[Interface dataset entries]
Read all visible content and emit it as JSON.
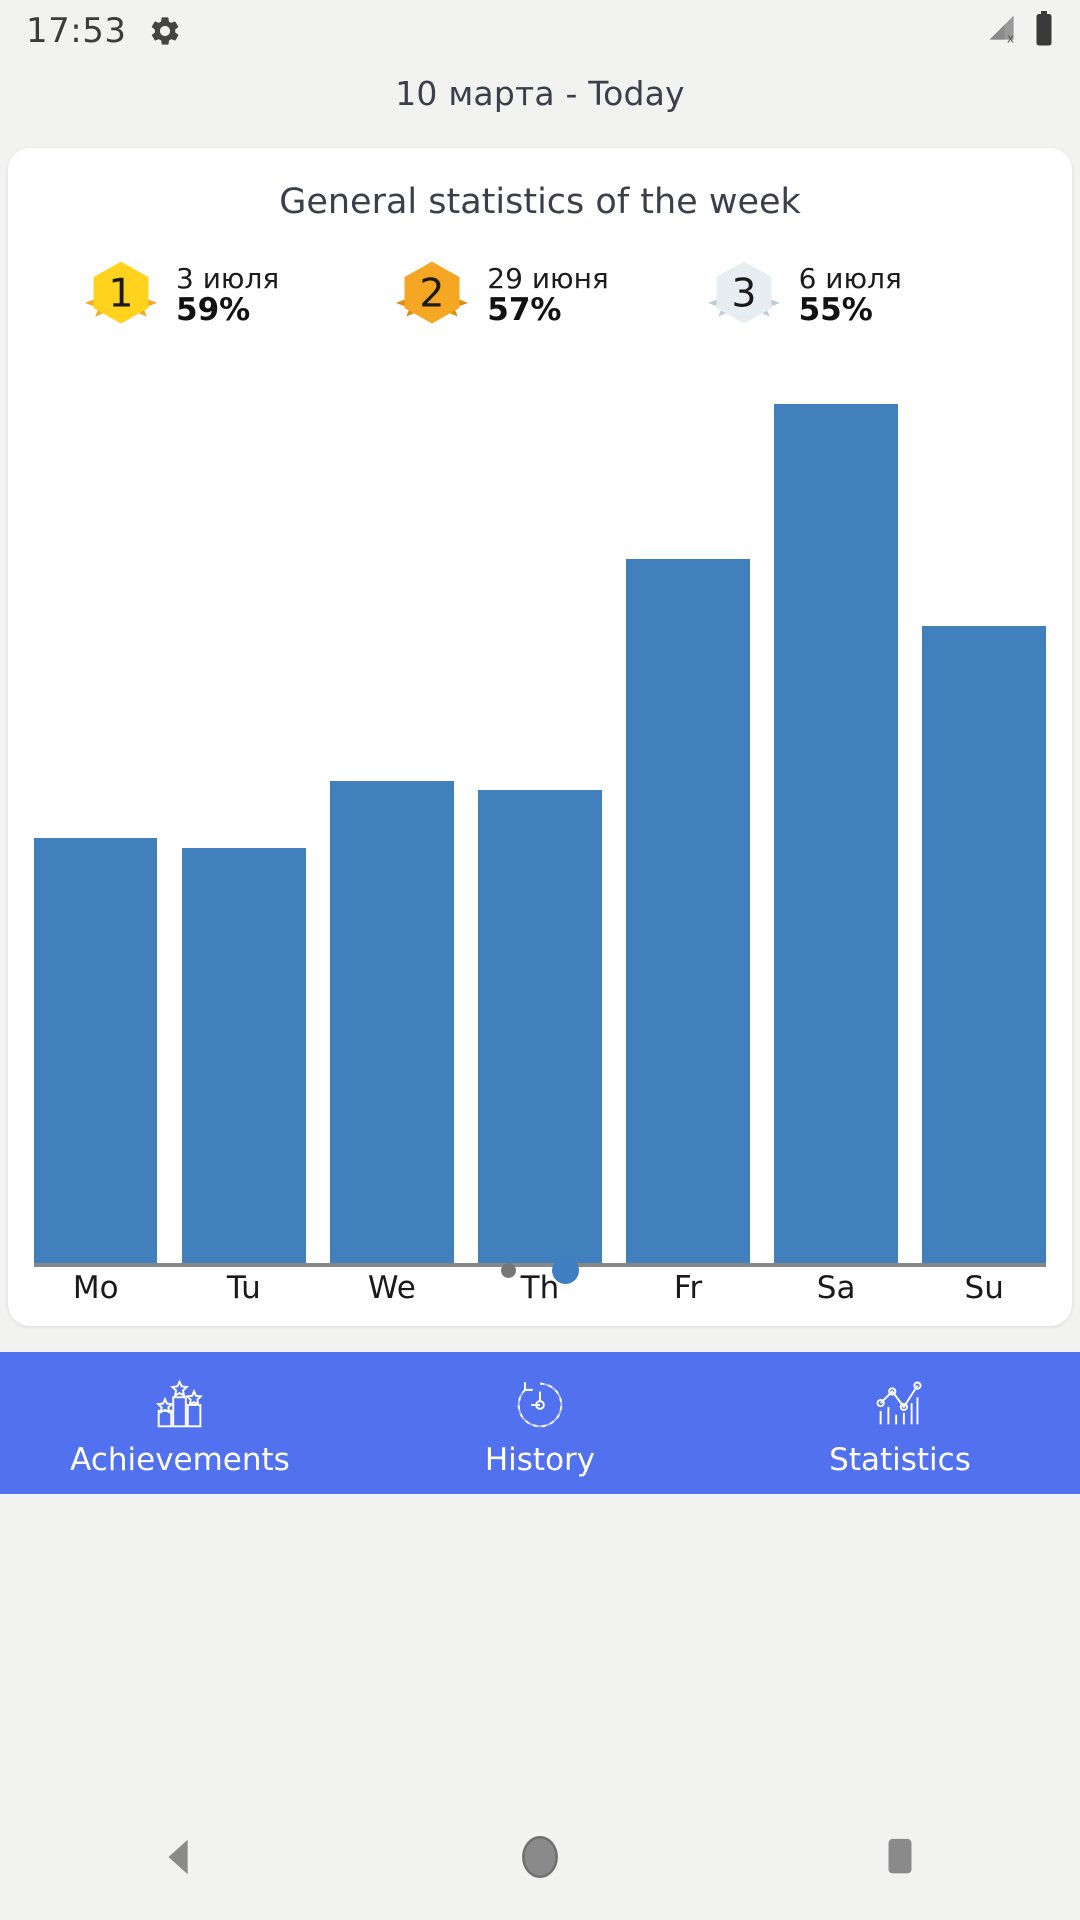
{
  "status_bar": {
    "time": "17:53",
    "gear_icon": "gear-icon",
    "signal_icon": "signal-no-service-icon",
    "battery_icon": "battery-full-icon"
  },
  "header": {
    "title": "10 марта - Today"
  },
  "card": {
    "title": "General statistics of the week",
    "medals": [
      {
        "rank": "1",
        "date": "3 июля",
        "percent": "59%",
        "color": "#FFD21E",
        "ribbon": "#F5A623",
        "num_color": "#1a1a1a"
      },
      {
        "rank": "2",
        "date": "29 июня",
        "percent": "57%",
        "color": "#F5A623",
        "ribbon": "#E08C10",
        "num_color": "#1a1a1a"
      },
      {
        "rank": "3",
        "date": "6 июля",
        "percent": "55%",
        "color": "#E8EDF2",
        "ribbon": "#C3CDD6",
        "num_color": "#1a1a1a"
      }
    ],
    "pagination": {
      "total": 2,
      "active_index": 1
    }
  },
  "chart_data": {
    "type": "bar",
    "title": "General statistics of the week",
    "categories": [
      "Mo",
      "Tu",
      "We",
      "Th",
      "Fr",
      "Sa",
      "Su"
    ],
    "values": [
      44,
      43,
      50,
      49,
      73,
      89,
      66
    ],
    "bar_color": "#4180bd",
    "xlabel": "",
    "ylabel": "",
    "ylim": [
      0,
      100
    ],
    "grid": false,
    "legend": "none",
    "axis_line_color": "#888888"
  },
  "bottom_nav": {
    "background": "#5271ef",
    "tabs": [
      {
        "label": "Achievements",
        "icon": "podium-stars-icon"
      },
      {
        "label": "History",
        "icon": "clock-history-icon"
      },
      {
        "label": "Statistics",
        "icon": "chart-statistics-icon"
      }
    ]
  },
  "system_nav": {
    "back": "back-triangle-icon",
    "home": "home-circle-icon",
    "recents": "recents-square-icon"
  }
}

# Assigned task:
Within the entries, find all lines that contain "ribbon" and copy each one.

# Task answer:
        "ribbon": "#F5A623",
        "ribbon": "#E08C10",
        "ribbon": "#C3CDD6",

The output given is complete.